This is where understanding permaculture can help you make the best sustainable living choices for you personally.
Now, I will freely admit that we have taken a rooster to a community member in Eagle Butte who likes pet poultry. We made the mistake of naming our egg hens and when we had a surprise rooster of an egg breed (not exactly great for eating) it was a lot easier to rehome him than kill and eat him.
So, I probably sound like a hypocrite in saying this, but I do know that if push had come to shove, I had the skills to properly kill and butcher him instead.
Our hens ended up eaten by dogs here in Eagle Butte. With the new animal ordinances being passes, I have yet to double-check with the city if a backyard flock is permissible, so we haven’t tried getting chickens again.
Some people are acting like keeping a small home flock is some sort of green badge of honor.
There is no such thing.
There are sustainable things that would work for you and some that won’t. In fact, the ‘greenest’ practice is meaningless, unless you have carefully weighed the pros and cons and have an understanding of permaculture or at least carefully weight any practice against your personal reality.
So, if you want to keep a few chickens, ask yourself these questions:
Will they add a needed, local protein source?
What will I feed them? Cost?
Where will I keep them? Cost?
Do I have the stomach and/or skills to care for health problems myself?
In the advent of age or serious injury, do I know how to humanely kill a chicken if I need to put it out of its misery? If I am a vegetarian, do I have a pet dog or cat that can make use of the protein instead of wasting it?
Do I have local city or county ordinances to be concerned with?
Do I have a sustainable way to use the waste created by the chickens?
Is there a local person who raises chickens and can mentor me?
Do I want fancy chickens or am I willing to get a breed known for both meat and eggs or just meat, if I am raising them to be butchered?

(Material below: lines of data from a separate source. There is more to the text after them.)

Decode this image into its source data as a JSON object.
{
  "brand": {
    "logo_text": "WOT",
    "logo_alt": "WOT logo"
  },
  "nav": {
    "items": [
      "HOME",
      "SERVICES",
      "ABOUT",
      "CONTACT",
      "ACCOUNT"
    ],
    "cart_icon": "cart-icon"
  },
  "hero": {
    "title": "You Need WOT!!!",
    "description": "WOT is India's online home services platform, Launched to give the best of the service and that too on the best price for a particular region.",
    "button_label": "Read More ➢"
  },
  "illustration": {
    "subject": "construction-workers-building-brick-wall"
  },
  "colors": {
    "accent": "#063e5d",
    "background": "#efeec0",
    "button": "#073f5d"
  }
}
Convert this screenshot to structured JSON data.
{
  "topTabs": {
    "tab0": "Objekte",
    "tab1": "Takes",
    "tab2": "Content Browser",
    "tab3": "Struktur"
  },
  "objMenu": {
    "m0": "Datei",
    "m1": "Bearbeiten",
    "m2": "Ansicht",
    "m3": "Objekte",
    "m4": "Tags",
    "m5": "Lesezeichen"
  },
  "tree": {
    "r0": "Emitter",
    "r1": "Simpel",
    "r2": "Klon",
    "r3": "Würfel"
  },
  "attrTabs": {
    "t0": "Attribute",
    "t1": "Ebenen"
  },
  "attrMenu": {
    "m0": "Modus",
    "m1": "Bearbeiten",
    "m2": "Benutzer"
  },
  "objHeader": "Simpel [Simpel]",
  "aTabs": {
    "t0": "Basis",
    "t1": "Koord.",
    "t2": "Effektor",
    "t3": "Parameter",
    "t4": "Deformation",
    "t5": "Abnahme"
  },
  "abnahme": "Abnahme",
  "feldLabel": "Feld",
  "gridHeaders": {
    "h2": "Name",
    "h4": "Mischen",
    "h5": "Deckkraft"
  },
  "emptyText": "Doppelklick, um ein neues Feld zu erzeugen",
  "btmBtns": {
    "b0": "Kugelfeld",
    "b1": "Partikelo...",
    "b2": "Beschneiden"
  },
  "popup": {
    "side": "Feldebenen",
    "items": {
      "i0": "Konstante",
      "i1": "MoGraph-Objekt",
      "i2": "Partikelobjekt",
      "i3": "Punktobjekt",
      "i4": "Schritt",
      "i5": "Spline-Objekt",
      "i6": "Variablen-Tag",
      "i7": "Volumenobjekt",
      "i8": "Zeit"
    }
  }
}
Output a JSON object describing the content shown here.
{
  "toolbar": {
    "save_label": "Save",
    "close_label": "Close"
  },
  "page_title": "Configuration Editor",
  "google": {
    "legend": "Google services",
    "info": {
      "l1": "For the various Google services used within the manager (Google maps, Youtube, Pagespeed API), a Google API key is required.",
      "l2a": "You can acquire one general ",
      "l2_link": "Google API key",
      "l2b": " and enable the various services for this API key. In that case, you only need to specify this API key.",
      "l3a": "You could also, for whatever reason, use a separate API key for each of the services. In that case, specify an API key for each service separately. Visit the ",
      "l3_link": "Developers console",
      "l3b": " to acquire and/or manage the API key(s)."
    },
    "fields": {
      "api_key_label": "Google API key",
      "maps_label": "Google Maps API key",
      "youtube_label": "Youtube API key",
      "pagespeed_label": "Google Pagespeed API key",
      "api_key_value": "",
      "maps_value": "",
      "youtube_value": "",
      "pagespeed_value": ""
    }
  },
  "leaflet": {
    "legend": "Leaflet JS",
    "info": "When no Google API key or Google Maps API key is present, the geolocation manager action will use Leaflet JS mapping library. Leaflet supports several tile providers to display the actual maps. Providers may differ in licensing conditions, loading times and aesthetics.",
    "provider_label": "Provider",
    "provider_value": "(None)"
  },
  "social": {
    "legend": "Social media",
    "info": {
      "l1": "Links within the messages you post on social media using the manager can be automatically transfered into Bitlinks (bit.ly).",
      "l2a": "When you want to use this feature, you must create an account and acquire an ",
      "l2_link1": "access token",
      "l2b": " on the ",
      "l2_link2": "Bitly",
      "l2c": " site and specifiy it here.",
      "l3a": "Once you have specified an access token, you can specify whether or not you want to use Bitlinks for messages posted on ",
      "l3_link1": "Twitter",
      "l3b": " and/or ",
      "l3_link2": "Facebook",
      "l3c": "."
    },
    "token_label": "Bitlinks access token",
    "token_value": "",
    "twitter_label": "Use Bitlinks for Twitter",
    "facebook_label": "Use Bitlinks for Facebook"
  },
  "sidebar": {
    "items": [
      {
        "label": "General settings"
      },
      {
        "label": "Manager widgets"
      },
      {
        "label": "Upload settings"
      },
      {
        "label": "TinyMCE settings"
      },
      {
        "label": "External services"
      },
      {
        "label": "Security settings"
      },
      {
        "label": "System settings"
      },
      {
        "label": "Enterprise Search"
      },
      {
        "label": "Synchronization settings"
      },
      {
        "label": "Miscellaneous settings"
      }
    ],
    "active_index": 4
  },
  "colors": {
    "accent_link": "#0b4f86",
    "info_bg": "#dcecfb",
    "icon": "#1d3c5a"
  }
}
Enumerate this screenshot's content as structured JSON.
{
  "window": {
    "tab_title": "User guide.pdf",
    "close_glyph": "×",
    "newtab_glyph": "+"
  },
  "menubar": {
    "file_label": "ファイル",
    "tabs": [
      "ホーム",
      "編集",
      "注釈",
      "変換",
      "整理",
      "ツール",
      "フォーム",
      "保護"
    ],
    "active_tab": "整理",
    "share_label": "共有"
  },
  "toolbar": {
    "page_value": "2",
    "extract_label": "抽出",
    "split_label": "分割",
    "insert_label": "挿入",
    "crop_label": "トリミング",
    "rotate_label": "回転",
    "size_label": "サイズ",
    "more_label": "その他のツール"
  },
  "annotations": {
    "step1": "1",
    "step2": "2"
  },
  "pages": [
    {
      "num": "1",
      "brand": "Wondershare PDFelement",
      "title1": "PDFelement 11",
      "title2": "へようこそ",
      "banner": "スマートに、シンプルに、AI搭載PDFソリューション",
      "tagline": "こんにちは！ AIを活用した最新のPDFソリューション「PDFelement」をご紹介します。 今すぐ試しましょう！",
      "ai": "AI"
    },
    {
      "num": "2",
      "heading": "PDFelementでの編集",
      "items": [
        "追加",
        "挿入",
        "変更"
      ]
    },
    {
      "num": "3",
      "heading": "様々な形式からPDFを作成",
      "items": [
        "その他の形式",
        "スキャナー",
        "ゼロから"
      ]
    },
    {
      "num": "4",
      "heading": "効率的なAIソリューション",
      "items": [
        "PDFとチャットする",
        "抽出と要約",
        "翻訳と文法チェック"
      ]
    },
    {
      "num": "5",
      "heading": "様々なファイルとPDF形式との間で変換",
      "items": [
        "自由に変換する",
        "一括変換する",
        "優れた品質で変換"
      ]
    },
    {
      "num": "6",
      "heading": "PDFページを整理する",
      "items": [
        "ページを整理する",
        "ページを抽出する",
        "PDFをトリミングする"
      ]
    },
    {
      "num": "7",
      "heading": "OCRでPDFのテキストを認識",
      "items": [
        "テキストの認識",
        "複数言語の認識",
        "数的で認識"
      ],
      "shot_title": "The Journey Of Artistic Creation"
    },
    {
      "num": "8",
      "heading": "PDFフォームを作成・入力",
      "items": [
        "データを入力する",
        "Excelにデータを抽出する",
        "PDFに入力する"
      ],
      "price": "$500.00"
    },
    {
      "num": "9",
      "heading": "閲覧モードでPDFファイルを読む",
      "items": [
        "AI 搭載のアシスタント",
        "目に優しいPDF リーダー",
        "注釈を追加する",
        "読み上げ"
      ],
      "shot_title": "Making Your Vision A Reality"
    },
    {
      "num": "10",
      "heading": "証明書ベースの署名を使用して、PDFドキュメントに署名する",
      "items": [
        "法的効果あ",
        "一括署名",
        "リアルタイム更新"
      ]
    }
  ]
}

Now, these are just a few really basic questions to ask yourself. If you want more chicken resources in our area and in South Dakota, please feel free to contact me at firstname.lastname@example.org.